__Supplied material__:
__________________________________________________
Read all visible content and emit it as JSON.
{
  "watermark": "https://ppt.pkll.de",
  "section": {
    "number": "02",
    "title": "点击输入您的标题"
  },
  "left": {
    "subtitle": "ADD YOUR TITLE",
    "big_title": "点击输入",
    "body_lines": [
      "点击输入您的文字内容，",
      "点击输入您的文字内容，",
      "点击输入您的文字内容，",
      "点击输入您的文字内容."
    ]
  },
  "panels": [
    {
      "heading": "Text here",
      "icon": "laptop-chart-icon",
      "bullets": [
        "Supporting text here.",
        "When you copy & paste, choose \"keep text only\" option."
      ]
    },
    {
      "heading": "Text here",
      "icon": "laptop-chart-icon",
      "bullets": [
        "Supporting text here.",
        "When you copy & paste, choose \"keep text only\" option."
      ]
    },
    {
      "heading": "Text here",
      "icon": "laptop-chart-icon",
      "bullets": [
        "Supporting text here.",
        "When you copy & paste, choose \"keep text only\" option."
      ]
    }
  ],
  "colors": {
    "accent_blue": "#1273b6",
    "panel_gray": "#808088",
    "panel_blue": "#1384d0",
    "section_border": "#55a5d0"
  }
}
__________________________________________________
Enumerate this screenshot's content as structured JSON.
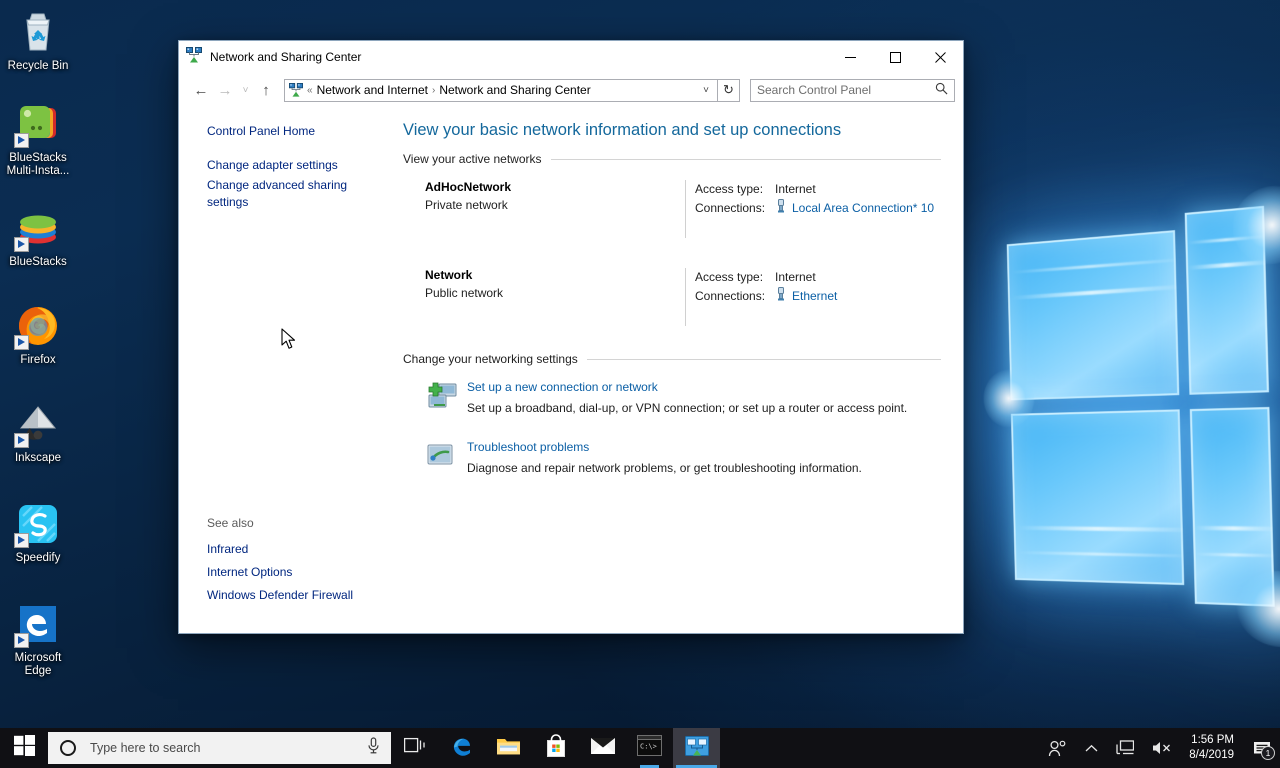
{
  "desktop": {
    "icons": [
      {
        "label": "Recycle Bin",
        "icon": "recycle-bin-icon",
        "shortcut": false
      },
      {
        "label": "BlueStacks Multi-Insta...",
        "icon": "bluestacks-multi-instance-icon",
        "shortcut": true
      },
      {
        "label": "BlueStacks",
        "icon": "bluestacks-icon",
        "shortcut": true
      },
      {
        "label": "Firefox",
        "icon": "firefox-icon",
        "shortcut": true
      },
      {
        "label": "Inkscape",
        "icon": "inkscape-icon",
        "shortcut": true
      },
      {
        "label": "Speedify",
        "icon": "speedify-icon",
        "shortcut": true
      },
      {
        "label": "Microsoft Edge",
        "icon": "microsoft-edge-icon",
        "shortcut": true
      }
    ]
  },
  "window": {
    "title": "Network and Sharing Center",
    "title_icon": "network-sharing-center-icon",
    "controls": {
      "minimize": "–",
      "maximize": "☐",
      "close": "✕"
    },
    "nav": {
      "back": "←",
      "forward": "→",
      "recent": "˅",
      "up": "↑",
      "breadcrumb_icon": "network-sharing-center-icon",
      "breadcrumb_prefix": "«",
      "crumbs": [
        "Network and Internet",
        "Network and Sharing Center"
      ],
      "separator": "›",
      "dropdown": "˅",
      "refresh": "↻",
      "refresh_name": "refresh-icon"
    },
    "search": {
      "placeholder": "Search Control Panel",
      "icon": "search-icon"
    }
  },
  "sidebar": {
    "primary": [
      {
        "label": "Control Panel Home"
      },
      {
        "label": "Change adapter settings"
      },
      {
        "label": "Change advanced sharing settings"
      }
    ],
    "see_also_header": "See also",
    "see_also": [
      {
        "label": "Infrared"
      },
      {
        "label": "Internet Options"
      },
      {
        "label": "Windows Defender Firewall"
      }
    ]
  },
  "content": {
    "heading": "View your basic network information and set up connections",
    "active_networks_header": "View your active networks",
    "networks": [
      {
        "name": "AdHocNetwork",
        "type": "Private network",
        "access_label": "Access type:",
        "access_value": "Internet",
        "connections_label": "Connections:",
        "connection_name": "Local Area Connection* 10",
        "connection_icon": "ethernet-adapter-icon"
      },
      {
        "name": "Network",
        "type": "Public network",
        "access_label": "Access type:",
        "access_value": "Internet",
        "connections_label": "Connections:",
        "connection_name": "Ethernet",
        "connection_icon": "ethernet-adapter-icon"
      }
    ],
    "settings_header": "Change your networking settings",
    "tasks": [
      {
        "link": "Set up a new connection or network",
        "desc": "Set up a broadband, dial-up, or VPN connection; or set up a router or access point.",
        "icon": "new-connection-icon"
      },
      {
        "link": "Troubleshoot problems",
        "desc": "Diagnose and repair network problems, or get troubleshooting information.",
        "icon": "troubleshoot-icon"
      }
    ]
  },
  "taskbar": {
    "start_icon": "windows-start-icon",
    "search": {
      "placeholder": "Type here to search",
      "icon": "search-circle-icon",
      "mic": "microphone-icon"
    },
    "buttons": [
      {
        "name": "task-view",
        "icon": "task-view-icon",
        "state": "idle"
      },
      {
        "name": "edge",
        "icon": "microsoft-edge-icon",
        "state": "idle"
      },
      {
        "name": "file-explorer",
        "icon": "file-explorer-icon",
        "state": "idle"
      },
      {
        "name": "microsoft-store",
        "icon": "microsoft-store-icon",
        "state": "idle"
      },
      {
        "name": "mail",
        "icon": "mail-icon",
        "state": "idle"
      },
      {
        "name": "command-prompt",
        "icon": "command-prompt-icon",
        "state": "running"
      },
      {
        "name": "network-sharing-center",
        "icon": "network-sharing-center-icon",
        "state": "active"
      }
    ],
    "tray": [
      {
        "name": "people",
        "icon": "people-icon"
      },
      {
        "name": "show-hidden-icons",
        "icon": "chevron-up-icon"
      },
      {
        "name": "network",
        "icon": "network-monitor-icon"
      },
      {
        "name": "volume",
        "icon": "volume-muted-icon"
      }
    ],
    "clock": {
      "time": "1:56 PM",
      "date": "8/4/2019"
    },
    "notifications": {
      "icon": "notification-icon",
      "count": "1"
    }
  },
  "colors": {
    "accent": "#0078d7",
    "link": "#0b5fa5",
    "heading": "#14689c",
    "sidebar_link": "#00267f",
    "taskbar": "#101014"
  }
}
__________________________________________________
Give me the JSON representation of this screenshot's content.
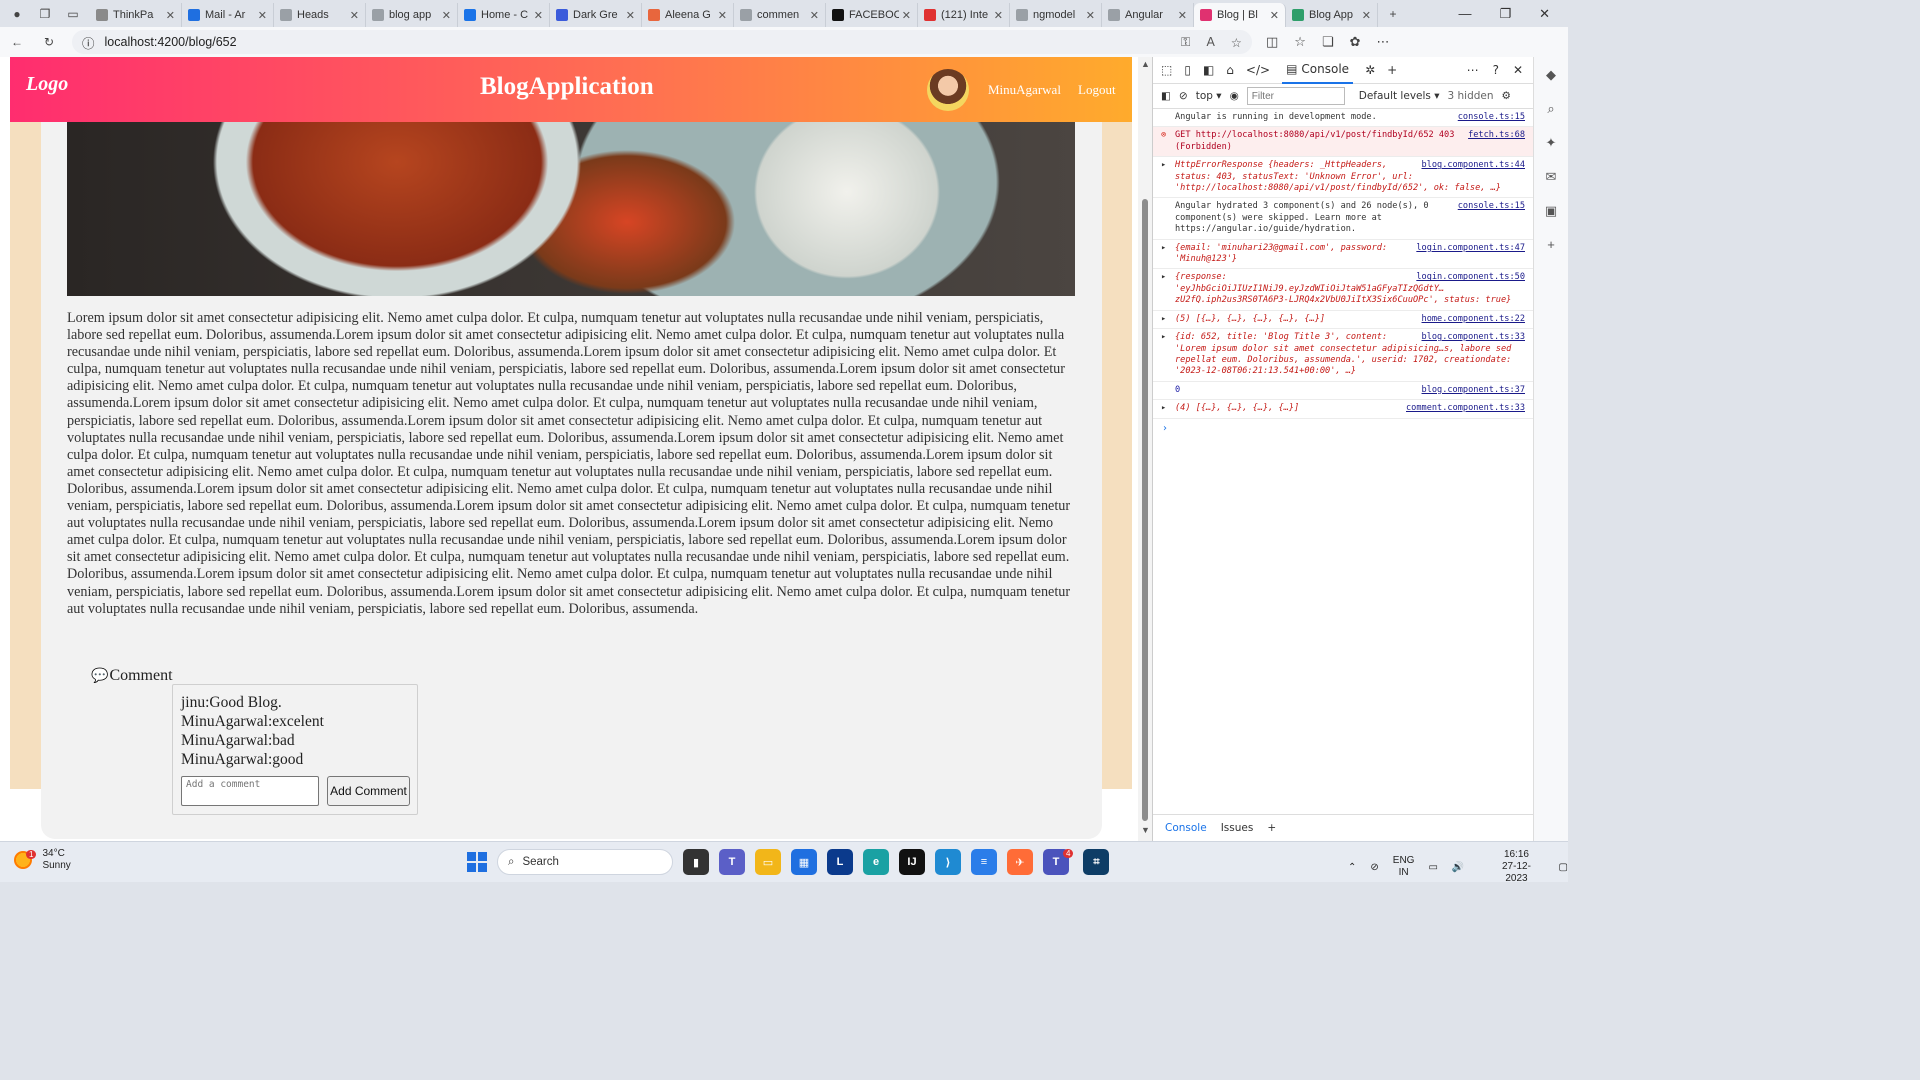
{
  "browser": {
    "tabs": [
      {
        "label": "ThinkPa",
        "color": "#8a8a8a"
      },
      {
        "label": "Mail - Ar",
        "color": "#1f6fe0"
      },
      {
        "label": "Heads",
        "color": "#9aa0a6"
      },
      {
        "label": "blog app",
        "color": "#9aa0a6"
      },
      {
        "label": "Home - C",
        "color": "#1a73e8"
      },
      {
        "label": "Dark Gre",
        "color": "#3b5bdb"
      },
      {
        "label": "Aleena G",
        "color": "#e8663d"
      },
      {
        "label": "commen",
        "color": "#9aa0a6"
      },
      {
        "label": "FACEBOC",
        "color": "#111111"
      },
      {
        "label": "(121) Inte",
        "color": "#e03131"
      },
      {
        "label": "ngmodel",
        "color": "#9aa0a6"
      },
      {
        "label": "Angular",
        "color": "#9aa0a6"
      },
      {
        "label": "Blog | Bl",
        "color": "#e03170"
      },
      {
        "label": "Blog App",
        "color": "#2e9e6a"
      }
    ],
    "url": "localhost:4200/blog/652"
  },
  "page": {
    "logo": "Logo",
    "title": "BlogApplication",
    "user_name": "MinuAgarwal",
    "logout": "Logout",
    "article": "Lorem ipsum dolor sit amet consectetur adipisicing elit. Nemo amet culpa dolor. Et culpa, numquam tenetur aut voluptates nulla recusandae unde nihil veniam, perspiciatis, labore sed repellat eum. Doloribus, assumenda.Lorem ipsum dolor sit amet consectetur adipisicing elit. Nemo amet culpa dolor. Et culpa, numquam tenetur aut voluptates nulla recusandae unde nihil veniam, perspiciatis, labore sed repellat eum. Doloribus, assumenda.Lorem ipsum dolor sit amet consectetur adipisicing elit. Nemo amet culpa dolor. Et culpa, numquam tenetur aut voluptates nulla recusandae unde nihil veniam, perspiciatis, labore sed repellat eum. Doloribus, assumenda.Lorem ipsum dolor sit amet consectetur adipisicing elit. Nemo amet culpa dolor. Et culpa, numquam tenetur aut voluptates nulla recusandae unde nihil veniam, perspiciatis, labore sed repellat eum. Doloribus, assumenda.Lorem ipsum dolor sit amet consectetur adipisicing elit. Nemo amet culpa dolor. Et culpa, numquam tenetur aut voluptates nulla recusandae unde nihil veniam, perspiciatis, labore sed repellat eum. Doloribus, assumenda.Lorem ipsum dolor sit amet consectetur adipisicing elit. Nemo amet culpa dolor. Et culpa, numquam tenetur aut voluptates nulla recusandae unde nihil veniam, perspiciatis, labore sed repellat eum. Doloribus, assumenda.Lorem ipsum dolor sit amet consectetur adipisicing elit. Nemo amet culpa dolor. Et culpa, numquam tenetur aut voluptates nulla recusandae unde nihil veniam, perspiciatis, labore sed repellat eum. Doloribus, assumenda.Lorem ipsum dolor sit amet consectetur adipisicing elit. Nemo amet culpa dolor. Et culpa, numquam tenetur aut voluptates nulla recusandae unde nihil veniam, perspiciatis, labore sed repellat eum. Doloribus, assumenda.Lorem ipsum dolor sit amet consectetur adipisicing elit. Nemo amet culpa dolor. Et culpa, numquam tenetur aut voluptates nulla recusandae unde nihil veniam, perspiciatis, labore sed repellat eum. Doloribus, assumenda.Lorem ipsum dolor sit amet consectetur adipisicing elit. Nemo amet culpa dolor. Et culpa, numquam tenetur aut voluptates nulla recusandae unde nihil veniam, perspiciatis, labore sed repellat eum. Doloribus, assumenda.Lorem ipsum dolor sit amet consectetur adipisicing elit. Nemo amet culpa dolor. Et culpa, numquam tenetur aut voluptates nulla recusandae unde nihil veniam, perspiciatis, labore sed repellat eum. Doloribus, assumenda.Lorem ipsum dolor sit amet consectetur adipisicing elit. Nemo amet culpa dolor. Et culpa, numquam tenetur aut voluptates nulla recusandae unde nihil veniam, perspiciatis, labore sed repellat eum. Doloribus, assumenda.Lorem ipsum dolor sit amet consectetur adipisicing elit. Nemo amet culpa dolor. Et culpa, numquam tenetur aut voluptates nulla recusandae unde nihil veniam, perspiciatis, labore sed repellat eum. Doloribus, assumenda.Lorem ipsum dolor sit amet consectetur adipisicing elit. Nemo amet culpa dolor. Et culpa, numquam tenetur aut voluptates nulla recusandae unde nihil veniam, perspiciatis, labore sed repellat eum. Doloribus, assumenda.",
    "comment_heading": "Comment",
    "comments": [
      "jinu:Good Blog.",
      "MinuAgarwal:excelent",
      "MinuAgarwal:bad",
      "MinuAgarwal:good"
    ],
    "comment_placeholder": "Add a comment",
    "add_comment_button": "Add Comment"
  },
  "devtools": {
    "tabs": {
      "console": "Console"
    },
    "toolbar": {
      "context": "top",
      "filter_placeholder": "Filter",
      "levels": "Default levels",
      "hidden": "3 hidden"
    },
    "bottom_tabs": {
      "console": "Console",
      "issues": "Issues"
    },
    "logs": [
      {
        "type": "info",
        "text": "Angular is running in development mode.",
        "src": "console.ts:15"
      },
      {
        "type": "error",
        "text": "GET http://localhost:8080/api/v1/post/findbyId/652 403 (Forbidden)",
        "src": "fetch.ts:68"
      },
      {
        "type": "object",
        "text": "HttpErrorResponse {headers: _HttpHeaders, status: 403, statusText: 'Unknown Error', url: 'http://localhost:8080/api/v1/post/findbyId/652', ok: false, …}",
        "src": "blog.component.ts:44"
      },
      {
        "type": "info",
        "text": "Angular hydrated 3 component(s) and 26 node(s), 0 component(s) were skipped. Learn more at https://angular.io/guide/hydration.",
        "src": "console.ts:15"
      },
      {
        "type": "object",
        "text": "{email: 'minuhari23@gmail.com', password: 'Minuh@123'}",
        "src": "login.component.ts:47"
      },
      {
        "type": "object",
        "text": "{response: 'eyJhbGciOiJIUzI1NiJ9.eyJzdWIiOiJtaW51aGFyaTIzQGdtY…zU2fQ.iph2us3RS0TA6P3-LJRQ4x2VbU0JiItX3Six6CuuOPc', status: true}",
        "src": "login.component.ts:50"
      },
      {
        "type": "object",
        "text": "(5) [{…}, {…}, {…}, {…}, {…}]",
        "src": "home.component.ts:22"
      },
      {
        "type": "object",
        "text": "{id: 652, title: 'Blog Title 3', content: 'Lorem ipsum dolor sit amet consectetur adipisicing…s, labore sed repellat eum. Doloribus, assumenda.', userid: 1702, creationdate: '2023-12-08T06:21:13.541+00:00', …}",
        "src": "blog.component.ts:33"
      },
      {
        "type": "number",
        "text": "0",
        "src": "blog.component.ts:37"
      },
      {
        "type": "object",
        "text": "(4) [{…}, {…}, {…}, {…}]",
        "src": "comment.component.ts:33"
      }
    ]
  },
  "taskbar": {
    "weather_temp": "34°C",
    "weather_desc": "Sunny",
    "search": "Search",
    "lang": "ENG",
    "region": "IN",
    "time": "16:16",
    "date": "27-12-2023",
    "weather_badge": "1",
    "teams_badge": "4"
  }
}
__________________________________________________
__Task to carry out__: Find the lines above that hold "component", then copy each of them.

__Task result__:
        "src": "blog.component.ts:44"
        "text": "Angular hydrated 3 component(s) and 26 node(s), 0 component(s) were skipped. Learn more at https://angular.io/guide/hydration.",
        "src": "login.component.ts:47"
        "src": "login.component.ts:50"
        "src": "home.component.ts:22"
        "src": "blog.component.ts:33"
        "src": "blog.component.ts:37"
        "src": "comment.component.ts:33"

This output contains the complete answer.